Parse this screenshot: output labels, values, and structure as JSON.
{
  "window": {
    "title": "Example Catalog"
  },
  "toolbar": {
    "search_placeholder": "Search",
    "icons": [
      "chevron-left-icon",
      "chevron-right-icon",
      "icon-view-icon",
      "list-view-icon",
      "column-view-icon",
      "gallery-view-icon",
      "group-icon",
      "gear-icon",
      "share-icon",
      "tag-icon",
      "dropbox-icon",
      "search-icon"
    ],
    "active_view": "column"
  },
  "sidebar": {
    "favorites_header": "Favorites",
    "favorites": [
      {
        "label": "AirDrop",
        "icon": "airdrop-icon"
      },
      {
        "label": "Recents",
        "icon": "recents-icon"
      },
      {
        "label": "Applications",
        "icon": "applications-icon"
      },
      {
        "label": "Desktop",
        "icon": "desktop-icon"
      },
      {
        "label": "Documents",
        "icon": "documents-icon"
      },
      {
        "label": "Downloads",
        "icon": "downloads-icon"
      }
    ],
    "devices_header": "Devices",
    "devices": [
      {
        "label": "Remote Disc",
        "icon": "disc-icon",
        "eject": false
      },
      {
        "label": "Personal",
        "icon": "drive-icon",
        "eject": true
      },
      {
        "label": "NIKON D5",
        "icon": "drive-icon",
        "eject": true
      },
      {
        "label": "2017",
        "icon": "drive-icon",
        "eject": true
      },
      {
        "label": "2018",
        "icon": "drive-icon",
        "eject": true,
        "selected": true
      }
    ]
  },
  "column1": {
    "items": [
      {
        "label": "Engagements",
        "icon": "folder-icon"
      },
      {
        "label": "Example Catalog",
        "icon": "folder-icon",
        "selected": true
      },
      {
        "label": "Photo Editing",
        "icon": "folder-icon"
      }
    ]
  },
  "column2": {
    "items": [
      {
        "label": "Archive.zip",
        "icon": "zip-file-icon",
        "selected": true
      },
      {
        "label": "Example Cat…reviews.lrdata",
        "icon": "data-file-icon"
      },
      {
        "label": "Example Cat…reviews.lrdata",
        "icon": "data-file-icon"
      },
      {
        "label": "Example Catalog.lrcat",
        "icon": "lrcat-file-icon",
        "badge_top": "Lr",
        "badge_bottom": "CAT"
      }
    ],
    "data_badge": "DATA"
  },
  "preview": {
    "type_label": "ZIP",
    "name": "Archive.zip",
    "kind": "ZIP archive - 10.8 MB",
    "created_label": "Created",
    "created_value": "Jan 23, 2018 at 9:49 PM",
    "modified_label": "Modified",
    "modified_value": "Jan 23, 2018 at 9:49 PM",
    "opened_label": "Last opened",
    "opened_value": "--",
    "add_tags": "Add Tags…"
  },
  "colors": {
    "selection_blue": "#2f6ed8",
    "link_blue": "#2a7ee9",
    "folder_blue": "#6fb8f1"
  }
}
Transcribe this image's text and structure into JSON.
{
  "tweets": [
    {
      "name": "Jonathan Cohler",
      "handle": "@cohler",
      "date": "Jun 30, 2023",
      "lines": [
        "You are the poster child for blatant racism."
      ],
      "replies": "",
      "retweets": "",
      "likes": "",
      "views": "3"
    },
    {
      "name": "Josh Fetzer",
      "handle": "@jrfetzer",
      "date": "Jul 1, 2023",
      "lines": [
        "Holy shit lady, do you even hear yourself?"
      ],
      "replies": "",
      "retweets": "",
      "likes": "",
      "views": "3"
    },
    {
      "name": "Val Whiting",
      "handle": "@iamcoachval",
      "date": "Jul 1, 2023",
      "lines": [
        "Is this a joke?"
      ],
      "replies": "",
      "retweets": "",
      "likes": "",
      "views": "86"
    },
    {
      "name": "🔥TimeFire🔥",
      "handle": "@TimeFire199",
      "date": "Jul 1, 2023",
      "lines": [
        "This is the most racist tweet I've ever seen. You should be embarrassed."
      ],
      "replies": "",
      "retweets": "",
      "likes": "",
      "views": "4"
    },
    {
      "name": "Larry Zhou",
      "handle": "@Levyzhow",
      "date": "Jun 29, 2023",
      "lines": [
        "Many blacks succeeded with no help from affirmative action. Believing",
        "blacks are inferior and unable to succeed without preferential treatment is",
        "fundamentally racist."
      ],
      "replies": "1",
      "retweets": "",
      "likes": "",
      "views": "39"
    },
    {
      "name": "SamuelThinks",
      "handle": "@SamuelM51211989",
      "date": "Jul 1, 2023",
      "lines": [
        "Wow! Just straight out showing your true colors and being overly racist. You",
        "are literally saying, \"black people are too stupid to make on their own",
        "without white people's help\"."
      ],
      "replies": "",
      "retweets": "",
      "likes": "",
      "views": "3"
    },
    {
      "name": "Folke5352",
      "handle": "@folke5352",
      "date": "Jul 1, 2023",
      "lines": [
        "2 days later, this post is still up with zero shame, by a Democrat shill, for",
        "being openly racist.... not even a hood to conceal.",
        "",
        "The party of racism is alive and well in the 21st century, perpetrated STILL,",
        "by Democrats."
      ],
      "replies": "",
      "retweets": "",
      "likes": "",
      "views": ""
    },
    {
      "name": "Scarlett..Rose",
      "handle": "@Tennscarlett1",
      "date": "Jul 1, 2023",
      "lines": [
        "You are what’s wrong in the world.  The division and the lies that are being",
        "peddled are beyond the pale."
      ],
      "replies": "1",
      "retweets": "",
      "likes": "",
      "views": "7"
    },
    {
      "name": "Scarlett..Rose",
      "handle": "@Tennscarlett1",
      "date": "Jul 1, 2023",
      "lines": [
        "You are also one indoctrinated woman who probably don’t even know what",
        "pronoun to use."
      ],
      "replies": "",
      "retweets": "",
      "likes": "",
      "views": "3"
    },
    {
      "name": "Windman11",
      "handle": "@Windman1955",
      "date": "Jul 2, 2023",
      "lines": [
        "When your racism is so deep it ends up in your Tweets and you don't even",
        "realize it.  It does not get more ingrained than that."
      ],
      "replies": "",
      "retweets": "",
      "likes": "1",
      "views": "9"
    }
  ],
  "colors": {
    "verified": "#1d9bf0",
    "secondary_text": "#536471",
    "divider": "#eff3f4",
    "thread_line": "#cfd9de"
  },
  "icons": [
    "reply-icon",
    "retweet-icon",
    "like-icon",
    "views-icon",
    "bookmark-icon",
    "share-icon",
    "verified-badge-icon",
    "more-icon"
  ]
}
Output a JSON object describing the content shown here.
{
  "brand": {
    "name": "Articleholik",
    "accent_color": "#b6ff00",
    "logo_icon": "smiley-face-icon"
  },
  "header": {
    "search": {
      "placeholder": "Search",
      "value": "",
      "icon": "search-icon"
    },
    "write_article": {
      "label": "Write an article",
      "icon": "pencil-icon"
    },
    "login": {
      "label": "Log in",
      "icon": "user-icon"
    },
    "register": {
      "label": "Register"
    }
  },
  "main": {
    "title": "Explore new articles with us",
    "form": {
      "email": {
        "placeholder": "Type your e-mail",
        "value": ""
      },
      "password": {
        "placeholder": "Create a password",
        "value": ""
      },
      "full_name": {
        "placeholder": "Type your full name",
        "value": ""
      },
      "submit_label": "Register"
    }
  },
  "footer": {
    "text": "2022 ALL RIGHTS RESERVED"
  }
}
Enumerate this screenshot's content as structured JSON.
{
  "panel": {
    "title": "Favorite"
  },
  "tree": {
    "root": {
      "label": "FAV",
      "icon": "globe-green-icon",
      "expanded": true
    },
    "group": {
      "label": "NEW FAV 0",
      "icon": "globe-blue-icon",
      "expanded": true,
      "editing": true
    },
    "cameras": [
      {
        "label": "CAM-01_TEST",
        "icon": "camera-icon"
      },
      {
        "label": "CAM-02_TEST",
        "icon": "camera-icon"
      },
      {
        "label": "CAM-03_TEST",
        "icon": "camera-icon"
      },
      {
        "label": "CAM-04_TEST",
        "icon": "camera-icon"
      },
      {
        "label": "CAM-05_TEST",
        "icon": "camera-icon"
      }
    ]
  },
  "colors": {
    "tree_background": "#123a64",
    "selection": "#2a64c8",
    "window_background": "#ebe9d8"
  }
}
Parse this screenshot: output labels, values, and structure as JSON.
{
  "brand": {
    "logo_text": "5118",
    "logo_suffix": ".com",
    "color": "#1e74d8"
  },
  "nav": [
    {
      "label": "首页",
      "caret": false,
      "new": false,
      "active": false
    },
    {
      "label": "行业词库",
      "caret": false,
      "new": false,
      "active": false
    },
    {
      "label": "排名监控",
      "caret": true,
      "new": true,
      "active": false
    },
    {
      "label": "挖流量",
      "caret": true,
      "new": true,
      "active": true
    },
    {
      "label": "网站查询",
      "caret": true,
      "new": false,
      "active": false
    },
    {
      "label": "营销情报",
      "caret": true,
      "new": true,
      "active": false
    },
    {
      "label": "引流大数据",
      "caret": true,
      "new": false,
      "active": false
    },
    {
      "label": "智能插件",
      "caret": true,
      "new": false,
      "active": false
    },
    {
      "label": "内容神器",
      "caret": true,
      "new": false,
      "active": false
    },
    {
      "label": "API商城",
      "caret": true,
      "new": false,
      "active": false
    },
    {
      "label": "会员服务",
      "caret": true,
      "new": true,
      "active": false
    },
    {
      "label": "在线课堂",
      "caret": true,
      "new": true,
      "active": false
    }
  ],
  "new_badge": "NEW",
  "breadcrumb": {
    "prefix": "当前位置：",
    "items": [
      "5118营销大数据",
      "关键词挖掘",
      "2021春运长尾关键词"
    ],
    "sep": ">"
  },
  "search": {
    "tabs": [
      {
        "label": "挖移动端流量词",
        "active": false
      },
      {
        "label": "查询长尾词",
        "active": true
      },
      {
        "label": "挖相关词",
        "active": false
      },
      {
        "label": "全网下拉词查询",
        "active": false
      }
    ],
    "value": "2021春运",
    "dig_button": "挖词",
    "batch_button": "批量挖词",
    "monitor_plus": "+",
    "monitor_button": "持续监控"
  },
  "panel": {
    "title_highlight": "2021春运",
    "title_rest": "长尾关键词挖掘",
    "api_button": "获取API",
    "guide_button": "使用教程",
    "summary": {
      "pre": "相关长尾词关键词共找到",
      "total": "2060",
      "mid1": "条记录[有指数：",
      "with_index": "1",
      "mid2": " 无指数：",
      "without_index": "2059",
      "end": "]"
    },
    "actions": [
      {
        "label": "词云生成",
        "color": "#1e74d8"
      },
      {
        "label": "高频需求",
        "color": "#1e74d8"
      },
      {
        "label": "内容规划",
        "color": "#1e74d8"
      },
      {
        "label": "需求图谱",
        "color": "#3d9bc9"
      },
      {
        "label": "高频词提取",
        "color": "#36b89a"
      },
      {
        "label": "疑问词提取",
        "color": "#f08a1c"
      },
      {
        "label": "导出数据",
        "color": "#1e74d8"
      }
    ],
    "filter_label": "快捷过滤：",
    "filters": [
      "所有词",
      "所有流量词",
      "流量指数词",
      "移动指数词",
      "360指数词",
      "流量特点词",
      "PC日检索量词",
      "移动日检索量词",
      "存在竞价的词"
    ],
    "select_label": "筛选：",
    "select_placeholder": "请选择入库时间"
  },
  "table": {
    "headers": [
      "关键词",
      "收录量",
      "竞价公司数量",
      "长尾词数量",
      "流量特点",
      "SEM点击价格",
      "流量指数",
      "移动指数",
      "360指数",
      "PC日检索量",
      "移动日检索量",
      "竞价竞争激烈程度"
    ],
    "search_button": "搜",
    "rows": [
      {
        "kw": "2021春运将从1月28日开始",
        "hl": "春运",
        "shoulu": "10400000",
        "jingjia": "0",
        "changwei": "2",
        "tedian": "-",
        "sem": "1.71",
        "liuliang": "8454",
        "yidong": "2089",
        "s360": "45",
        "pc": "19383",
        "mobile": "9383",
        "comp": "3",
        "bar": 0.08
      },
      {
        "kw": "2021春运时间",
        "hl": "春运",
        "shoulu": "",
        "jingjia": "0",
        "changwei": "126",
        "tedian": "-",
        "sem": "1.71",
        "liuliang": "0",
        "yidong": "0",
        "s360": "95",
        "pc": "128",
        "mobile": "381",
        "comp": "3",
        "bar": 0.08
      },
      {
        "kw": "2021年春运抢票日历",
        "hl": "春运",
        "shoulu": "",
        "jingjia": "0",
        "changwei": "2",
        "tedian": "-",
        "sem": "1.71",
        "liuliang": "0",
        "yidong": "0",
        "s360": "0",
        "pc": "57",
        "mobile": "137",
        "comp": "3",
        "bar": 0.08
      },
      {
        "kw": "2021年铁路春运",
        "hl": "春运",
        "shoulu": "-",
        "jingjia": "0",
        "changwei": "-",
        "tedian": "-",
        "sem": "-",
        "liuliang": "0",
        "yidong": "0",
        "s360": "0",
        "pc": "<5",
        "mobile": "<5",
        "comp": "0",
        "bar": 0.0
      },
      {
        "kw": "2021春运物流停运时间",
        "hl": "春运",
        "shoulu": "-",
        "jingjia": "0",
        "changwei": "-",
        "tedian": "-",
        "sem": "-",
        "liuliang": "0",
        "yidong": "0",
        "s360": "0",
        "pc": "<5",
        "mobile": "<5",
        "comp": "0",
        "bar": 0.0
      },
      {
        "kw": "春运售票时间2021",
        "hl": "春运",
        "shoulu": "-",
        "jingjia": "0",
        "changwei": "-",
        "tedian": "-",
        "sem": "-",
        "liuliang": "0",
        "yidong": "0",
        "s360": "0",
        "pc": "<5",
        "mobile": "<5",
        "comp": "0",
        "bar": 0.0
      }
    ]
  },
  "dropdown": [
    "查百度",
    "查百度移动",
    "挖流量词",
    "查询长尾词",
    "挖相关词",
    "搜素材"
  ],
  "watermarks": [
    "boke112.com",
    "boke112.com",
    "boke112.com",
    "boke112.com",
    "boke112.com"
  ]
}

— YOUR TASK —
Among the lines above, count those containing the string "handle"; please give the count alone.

— RESULT BELOW —
10